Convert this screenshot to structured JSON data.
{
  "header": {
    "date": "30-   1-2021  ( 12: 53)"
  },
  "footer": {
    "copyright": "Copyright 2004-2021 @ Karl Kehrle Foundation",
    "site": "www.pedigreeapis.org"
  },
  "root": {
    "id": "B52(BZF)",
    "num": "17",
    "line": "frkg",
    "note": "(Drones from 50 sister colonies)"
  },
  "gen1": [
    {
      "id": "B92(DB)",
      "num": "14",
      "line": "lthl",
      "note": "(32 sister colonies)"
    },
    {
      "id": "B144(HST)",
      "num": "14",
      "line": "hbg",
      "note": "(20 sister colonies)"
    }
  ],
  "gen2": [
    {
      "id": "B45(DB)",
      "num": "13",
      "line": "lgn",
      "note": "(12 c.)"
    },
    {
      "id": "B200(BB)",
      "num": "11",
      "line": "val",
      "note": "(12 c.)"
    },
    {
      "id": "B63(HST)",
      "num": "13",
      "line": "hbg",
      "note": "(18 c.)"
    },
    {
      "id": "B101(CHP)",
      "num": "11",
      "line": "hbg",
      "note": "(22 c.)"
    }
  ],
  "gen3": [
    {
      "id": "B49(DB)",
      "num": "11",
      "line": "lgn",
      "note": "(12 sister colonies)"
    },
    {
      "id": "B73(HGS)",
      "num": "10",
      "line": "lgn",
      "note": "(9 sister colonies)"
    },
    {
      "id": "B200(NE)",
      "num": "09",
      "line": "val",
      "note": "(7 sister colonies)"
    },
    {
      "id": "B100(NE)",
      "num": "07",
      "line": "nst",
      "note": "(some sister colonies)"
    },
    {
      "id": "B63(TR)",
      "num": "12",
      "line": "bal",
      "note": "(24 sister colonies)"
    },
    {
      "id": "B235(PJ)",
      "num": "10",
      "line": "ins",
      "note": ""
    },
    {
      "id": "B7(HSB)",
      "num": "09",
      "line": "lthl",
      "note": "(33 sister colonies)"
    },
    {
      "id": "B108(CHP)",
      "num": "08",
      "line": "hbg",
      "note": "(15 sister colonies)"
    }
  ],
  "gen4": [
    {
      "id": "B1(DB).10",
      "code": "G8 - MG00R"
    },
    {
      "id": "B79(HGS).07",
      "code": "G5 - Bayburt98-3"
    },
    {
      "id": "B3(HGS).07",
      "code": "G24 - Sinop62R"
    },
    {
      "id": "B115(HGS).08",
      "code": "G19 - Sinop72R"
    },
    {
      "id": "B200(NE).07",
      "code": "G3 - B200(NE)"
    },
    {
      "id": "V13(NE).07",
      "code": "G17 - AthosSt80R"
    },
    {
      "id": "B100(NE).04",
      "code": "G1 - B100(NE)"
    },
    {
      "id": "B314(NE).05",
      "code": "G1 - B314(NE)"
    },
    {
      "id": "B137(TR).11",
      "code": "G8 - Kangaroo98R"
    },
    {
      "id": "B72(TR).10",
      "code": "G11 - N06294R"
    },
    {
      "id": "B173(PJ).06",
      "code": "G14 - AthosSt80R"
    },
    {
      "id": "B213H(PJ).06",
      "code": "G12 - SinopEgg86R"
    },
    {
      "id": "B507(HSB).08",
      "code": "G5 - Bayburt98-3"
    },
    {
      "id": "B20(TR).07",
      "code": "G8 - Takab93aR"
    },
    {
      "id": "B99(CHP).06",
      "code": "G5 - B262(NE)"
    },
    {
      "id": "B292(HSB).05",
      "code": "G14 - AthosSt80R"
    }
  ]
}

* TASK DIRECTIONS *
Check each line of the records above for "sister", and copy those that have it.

* RESULT OF THIS EXERCISE *
    "note": "(Drones from 50 sister colonies)"
      "note": "(32 sister colonies)"
      "note": "(20 sister colonies)"
      "note": "(12 sister colonies)"
      "note": "(9 sister colonies)"
      "note": "(7 sister colonies)"
      "note": "(some sister colonies)"
      "note": "(24 sister colonies)"
      "note": "(33 sister colonies)"
      "note": "(15 sister colonies)"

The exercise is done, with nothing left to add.